● About this exercise: Retype the data exactly, so that every line matches the original.

[Start of Attachment]

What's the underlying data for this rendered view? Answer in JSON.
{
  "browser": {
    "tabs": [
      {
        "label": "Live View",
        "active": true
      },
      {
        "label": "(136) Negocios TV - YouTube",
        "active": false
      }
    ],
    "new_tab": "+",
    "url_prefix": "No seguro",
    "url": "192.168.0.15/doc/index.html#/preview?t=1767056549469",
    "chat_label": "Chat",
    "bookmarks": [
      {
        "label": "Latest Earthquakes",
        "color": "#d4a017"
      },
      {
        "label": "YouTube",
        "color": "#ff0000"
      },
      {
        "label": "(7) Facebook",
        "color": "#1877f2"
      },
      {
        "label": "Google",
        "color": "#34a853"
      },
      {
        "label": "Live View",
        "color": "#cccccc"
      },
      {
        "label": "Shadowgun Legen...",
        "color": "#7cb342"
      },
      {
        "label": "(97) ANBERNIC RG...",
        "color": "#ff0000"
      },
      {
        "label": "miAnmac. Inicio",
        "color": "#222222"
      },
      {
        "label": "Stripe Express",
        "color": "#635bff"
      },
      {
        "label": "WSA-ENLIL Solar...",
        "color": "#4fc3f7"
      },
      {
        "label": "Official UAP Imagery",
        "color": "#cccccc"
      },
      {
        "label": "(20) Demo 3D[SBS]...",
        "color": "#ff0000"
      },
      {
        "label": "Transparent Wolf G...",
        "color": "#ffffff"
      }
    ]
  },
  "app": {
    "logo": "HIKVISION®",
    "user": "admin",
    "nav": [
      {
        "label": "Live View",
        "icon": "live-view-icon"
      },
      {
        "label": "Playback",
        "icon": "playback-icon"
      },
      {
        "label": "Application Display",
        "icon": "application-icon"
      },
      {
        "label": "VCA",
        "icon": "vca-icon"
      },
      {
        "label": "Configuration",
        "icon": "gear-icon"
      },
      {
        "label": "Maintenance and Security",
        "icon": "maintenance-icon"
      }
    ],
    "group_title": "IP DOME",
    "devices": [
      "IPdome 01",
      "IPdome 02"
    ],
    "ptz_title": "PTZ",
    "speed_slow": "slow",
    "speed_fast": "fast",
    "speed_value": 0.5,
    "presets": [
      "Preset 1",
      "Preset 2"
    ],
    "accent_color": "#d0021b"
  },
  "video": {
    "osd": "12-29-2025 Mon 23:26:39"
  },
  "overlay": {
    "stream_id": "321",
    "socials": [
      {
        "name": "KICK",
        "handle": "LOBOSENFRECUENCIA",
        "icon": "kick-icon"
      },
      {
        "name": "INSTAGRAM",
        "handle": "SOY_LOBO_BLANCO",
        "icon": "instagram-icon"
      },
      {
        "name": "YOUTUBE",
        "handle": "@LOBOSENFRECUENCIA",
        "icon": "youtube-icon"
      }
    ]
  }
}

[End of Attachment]

● Response for this exercise:
What's the underlying data for this rendered view? Answer in JSON.
{
  "browser": {
    "tabs": [
      {
        "label": "Live View",
        "active": true
      },
      {
        "label": "(136) Negocios TV - YouTube",
        "active": false
      }
    ],
    "new_tab": "+",
    "url_prefix": "No seguro",
    "url": "192.168.0.15/doc/index.html#/preview?t=1767056549469",
    "chat_label": "Chat",
    "bookmarks": [
      {
        "label": "Latest Earthquakes",
        "color": "#d4a017"
      },
      {
        "label": "YouTube",
        "color": "#ff0000"
      },
      {
        "label": "(7) Facebook",
        "color": "#1877f2"
      },
      {
        "label": "Google",
        "color": "#34a853"
      },
      {
        "label": "Live View",
        "color": "#cccccc"
      },
      {
        "label": "Shadowgun Legen...",
        "color": "#7cb342"
      },
      {
        "label": "(97) ANBERNIC RG...",
        "color": "#ff0000"
      },
      {
        "label": "miAnmac. Inicio",
        "color": "#222222"
      },
      {
        "label": "Stripe Express",
        "color": "#635bff"
      },
      {
        "label": "WSA-ENLIL Solar...",
        "color": "#4fc3f7"
      },
      {
        "label": "Official UAP Imagery",
        "color": "#cccccc"
      },
      {
        "label": "(20) Demo 3D[SBS]...",
        "color": "#ff0000"
      },
      {
        "label": "Transparent Wolf G...",
        "color": "#ffffff"
      }
    ]
  },
  "app": {
    "logo": "HIKVISION®",
    "user": "admin",
    "nav": [
      {
        "label": "Live View",
        "icon": "live-view-icon"
      },
      {
        "label": "Playback",
        "icon": "playback-icon"
      },
      {
        "label": "Application Display",
        "icon": "application-icon"
      },
      {
        "label": "VCA",
        "icon": "vca-icon"
      },
      {
        "label": "Configuration",
        "icon": "gear-icon"
      },
      {
        "label": "Maintenance and Security",
        "icon": "maintenance-icon"
      }
    ],
    "group_title": "IP DOME",
    "devices": [
      "IPdome 01",
      "IPdome 02"
    ],
    "ptz_title": "PTZ",
    "speed_slow": "slow",
    "speed_fast": "fast",
    "speed_value": 0.5,
    "presets": [
      "Preset 1",
      "Preset 2"
    ],
    "accent_color": "#d0021b"
  },
  "video": {
    "osd": "12-29-2025 Mon 23:26:39"
  },
  "overlay": {
    "stream_id": "321",
    "socials": [
      {
        "name": "KICK",
        "handle": "LOBOSENFRECUENCIA",
        "icon": "kick-icon"
      },
      {
        "name": "INSTAGRAM",
        "handle": "SOY_LOBO_BLANCO",
        "icon": "instagram-icon"
      },
      {
        "name": "YOUTUBE",
        "handle": "@LOBOSENFRECUENCIA",
        "icon": "youtube-icon"
      }
    ]
  }
}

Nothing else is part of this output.